So far, there has only been one unsolved, successful hijacking of an airliner over American airspace. The FBI and other investigators have run into more than 1,000 dead ends in their efforts to finally figure out just who adopted the alias of Dan Cooper.
In the evening of November 24, 1971, at the Portland, Oregon airport, a man, who identified himself as Dan Cooper, boarded a Northwest Orient 727 with a one-way pass to Seattle, Washington.
When the aircraft became airborne, the man ordered a whiskey, lit a cigarette (in-flight smoking was still allowed in those days), then gave a note to the stewardess.
“I HAVE A BOMB IN MY BRIEFCASE. I WILL USE IT IF NECESSARY. I WANT YOU TO SIT NEXT TO ME. YOU ARE BEING HIJACKED.”
The events that followed made Cooper an American folk hero. A wire-service reporter mis-heard Dan Cooper’s first name and wrote the suspects alias as “D.B. Cooper”.
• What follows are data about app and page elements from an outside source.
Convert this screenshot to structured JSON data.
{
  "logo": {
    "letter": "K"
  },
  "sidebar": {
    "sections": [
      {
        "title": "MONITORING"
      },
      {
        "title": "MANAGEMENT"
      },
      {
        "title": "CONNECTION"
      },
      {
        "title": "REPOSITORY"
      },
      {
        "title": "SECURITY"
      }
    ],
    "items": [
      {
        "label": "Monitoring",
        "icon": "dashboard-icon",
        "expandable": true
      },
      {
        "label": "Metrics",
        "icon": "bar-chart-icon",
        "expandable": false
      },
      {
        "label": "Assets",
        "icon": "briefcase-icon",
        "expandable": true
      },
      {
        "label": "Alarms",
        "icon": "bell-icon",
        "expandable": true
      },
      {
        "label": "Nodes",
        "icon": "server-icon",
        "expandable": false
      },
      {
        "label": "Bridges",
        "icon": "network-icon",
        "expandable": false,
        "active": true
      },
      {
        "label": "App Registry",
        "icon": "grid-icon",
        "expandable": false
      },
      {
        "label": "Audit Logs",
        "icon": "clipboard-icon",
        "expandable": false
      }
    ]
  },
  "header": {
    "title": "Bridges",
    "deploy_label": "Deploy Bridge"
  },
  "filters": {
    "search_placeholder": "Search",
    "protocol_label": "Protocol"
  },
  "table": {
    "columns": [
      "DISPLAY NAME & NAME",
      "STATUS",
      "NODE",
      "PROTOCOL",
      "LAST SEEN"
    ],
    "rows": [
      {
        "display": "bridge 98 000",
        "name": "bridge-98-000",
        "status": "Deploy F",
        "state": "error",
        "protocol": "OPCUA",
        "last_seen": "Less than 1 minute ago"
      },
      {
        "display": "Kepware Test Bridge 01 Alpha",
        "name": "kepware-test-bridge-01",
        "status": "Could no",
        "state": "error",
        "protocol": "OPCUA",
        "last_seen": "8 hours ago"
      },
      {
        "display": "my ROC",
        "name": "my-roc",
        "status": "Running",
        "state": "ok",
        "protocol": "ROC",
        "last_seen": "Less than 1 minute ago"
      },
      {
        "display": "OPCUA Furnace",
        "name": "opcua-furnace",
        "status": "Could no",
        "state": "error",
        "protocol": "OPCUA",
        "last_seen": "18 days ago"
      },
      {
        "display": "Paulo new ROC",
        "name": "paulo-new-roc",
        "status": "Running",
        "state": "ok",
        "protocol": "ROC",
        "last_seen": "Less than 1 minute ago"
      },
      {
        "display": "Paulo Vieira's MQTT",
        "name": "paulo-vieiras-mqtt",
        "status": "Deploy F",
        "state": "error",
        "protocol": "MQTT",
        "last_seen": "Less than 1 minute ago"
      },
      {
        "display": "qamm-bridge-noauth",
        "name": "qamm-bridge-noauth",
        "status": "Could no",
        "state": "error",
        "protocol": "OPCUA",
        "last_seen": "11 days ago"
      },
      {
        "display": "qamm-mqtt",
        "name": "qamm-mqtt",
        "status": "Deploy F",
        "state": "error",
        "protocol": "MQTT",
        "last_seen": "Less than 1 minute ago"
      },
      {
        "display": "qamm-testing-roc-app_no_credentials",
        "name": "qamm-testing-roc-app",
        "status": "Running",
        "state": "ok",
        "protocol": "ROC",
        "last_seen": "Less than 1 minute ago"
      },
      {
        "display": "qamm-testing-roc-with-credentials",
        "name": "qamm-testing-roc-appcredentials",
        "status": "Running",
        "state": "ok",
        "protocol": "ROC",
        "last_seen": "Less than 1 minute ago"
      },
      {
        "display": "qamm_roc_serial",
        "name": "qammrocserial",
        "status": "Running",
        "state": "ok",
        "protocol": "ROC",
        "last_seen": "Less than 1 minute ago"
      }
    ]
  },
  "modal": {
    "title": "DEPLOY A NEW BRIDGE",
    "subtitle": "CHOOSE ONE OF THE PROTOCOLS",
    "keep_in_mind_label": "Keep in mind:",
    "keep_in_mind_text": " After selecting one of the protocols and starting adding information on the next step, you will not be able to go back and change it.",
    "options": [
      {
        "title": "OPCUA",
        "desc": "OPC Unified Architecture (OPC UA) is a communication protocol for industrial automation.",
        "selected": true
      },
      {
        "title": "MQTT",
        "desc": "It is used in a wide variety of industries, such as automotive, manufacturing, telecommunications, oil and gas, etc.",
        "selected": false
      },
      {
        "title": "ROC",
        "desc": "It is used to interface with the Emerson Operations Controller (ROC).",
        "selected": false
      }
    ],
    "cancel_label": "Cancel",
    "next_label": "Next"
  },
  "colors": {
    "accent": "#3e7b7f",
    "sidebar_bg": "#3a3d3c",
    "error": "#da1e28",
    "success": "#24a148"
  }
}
The hijacker told the stewardess to hand the list of his demands to the pilot. D.B. Cooper asked for $200,000 and four parachutes. In exchange, the hijacker would allow 36 passengers and crew to exit the plane upon arrival in Seattle.
The authorities and the FBI obtained the cash and parachutes, then organized the exchange for some of the hostages. The swap was peaceably made and quickly the airliner was aloft again. The only people aboard were the pilot, co-pilot, a stewardess, and D.B.Cooper. The culprit instructed the flight crew to set their headings for Mexico and to maintain an altitude of just less than 10,000 feet.
When the Boeing 727 finally reached cruising height, the hijacker lowered the airplane’s rear stairway, checked his parachute pack, and stepped down and out into the stormy, cold night sky. D.B. Cooper was not to be seen again.
Military and law-enforcement helicopters were alerted and flew to the Cascade Mountain vicinity where the hijacker had exited the airliner. However, D.B. Cooper had vanished. He might be dead, or he could have stashed the parachute and hiked through the wet wilderness to escape to points unknown.
One big clue finally came to light in February, 1980. An eight-year-old boy discovered some $6,000 of the marked ransom cash on a beach. The rest of the ransom money was still missing. The find was enough to briefly return the name, D.B. Cooper, to the evening news reports.
FBI investigators have followed up on several convincing leads, but none of them have panned out. The agency says that the major suspects have been ruled out because fingerprints don’t match those of the culprit, the descriptions aren’t even close to witness descriptions, or the DNA doesn’t match.
From time to time, the FBI announces that they have an actual suspect that will solve the decades old crime. But, eventually, each investigation peters out.
The Blue Jay of Happiness points out that D.B. Cooper has been a boon to part of the economy. There have been several books about the hijacking, at least one television documentary, and a movie starring Robert Duvall.